** Opening TASK MATERIAL block **

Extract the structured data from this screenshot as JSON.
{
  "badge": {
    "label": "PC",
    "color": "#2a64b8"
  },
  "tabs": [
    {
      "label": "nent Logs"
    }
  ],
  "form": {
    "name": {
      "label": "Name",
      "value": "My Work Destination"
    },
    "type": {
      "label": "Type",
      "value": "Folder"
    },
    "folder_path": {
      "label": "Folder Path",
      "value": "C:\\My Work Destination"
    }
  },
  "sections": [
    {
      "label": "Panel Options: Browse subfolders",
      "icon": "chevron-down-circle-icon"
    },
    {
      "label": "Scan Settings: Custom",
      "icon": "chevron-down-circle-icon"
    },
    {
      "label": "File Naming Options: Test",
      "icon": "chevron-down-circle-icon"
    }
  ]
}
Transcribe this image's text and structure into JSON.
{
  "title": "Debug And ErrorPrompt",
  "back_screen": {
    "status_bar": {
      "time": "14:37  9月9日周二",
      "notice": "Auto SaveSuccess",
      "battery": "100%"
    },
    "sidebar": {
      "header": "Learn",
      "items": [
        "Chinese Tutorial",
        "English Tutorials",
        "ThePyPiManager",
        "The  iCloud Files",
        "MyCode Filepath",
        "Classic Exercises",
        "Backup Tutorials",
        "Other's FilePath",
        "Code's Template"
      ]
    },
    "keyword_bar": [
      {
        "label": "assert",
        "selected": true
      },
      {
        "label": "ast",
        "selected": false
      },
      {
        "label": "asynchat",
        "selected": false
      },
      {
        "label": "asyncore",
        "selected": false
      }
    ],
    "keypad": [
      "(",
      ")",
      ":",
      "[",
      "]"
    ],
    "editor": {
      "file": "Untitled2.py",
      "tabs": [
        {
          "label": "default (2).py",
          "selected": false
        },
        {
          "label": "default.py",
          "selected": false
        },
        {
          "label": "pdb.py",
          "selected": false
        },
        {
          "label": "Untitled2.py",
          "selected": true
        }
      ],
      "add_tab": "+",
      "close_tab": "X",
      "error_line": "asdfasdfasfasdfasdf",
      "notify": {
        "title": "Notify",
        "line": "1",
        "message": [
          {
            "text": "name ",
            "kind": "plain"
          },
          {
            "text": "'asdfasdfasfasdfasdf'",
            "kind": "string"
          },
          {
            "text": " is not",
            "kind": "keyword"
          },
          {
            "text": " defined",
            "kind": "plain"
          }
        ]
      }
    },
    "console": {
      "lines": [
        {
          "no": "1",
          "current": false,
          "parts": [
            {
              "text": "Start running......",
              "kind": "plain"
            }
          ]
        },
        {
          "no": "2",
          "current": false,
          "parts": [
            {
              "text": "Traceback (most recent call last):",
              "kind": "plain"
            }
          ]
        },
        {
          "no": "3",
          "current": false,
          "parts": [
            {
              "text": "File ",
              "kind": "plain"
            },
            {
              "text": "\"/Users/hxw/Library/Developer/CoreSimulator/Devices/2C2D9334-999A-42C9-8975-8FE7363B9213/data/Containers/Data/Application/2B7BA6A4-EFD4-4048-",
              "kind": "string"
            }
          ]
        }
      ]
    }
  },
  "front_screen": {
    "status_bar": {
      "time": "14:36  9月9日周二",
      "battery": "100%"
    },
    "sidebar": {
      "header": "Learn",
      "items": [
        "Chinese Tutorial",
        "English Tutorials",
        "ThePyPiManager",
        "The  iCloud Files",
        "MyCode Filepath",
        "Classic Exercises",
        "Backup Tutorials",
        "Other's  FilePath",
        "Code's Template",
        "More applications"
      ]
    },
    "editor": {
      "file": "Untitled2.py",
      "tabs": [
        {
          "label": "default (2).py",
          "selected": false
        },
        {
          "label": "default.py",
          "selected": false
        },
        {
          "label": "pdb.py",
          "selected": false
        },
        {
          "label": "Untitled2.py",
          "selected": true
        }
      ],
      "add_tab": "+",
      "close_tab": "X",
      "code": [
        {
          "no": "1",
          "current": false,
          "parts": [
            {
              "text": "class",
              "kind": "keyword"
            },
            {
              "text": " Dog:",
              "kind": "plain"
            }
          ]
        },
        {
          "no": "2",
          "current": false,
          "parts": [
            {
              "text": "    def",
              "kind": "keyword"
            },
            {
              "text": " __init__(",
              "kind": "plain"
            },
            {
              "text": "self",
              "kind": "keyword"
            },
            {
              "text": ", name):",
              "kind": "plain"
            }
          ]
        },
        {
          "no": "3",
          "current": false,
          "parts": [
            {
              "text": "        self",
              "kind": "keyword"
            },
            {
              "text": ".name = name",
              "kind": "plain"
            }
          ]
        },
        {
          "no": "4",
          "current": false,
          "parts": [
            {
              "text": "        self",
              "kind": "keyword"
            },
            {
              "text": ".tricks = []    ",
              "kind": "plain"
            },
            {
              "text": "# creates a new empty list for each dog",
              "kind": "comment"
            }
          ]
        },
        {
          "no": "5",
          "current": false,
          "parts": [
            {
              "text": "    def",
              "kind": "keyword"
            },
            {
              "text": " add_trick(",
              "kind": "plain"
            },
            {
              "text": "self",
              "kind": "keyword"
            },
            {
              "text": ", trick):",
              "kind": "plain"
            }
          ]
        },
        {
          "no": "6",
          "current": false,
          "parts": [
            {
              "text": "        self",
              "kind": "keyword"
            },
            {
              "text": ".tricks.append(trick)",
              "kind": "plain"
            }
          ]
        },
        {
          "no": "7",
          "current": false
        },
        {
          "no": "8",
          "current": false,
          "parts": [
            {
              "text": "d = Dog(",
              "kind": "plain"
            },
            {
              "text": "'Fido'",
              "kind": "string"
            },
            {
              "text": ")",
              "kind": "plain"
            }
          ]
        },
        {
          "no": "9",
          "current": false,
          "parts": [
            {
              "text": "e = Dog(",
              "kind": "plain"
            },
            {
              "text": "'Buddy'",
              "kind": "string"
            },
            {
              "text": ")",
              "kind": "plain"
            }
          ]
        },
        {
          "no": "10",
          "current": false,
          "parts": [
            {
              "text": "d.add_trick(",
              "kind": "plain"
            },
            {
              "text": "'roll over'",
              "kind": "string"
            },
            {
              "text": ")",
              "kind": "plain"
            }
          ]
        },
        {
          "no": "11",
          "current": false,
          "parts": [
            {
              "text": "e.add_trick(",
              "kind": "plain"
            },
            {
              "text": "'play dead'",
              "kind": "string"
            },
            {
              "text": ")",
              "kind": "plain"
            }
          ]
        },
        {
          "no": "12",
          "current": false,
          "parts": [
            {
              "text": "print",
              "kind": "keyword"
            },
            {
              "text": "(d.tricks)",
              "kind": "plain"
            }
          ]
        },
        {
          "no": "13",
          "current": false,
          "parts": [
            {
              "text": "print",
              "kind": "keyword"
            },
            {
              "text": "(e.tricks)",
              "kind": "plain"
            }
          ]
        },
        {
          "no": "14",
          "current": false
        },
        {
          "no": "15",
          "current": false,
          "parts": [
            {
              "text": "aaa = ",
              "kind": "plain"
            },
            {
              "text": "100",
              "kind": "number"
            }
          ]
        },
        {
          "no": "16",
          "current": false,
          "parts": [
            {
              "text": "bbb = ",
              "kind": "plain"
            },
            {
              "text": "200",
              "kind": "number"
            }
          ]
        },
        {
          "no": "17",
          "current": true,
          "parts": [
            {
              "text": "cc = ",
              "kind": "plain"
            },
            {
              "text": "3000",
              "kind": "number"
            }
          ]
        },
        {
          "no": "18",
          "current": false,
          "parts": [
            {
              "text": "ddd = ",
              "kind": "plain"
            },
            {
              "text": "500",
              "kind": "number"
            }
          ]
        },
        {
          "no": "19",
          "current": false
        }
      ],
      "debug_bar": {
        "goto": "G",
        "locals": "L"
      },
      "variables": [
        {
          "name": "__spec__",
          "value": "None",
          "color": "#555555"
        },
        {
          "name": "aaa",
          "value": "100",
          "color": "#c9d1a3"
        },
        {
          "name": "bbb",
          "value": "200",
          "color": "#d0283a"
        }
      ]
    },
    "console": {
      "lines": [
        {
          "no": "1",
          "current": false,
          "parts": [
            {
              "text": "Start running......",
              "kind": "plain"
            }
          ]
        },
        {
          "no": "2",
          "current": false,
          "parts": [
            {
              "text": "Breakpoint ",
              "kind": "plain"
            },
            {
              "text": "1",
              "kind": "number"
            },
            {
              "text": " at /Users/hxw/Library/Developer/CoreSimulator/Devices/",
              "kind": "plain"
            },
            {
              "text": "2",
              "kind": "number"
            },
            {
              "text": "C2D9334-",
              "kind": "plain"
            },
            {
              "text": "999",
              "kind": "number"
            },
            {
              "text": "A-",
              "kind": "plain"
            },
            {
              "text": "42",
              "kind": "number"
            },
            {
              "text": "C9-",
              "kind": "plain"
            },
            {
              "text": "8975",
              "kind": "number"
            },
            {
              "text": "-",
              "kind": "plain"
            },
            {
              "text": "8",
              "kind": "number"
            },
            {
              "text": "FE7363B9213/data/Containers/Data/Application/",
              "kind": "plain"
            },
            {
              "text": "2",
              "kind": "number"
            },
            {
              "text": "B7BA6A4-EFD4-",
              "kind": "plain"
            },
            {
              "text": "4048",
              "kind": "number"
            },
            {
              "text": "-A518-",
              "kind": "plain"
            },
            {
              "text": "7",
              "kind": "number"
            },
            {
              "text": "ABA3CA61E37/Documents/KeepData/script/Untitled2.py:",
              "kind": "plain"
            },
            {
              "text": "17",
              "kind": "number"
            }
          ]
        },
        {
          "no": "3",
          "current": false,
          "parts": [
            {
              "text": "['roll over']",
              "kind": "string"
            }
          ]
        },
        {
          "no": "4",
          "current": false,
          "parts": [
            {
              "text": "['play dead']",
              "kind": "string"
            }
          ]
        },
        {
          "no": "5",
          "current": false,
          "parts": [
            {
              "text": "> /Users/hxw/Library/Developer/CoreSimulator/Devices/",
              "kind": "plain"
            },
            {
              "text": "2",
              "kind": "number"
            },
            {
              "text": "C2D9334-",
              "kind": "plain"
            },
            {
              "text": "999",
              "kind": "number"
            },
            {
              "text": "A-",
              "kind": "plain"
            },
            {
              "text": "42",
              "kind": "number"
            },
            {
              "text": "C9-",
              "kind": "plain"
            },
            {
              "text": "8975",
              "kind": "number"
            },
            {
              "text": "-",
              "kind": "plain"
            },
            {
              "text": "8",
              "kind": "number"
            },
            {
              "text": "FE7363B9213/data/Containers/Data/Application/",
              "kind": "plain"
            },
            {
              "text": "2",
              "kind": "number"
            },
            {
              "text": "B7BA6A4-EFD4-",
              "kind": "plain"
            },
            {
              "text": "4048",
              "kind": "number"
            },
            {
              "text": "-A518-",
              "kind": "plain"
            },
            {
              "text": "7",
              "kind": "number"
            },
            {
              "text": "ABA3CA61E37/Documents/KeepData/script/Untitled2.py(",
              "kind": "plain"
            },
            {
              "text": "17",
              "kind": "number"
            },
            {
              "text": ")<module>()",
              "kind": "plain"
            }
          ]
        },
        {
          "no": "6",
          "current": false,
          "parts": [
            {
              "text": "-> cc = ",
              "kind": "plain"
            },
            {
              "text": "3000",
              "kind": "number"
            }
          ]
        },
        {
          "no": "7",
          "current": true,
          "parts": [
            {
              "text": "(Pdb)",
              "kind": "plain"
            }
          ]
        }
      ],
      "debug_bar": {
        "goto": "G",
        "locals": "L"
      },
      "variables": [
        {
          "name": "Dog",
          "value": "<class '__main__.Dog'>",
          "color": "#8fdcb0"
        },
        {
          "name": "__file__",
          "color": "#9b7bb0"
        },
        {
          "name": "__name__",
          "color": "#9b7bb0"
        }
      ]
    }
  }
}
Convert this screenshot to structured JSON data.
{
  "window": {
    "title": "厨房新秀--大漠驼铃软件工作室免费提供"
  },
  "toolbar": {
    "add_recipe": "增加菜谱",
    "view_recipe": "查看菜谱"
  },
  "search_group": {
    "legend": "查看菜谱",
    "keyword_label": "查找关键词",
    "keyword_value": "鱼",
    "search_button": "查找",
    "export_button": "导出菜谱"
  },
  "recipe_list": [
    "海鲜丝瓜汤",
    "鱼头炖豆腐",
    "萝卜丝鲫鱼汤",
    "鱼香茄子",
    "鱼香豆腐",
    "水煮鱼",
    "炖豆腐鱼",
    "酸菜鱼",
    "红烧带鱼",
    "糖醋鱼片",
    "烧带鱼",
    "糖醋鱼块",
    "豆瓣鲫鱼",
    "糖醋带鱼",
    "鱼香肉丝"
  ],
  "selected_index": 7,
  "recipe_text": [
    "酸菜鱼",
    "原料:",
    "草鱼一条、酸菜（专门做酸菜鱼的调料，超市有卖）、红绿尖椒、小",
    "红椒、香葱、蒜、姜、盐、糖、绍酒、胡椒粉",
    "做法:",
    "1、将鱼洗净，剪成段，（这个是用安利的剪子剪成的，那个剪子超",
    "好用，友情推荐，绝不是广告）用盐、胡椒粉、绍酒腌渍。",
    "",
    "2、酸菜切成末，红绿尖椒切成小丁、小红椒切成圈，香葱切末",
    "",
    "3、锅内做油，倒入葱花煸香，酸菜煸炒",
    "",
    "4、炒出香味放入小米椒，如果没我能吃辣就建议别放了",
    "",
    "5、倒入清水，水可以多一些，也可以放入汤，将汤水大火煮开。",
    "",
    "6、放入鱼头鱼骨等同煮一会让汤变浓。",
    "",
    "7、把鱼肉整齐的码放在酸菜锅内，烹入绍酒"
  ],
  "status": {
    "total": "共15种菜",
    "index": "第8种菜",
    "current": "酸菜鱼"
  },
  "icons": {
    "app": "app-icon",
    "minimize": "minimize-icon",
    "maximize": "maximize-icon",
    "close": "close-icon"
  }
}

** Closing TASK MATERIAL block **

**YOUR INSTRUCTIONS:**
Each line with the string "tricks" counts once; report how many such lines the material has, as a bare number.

**TASK RESPONSE:**
4